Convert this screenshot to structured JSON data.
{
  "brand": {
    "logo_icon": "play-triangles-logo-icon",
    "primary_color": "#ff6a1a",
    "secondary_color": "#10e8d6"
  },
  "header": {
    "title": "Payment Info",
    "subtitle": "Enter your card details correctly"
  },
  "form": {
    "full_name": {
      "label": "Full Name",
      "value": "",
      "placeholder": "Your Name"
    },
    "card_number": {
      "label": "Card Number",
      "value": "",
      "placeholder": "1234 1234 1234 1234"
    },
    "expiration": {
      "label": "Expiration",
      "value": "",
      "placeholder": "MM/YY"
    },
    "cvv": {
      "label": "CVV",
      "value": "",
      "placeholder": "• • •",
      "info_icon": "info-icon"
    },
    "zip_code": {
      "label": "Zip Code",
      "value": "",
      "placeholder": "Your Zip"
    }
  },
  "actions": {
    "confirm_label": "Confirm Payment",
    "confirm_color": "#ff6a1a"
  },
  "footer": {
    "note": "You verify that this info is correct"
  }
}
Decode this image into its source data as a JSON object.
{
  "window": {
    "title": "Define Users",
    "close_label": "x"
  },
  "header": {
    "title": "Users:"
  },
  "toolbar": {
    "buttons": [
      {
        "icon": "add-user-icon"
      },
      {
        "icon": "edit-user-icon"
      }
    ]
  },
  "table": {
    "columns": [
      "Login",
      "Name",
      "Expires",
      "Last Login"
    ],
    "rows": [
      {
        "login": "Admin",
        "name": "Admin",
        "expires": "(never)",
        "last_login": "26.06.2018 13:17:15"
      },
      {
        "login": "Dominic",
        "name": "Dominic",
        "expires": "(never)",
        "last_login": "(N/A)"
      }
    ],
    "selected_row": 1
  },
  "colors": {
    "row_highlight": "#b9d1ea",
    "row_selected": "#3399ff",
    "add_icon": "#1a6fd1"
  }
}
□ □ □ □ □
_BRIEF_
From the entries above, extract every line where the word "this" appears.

_ANSWER TO THE EXERCISE_
Convert this screenshot to structured JSON data.
    "note": "You verify that this info is correct"
Decode this image into its source data as a JSON object.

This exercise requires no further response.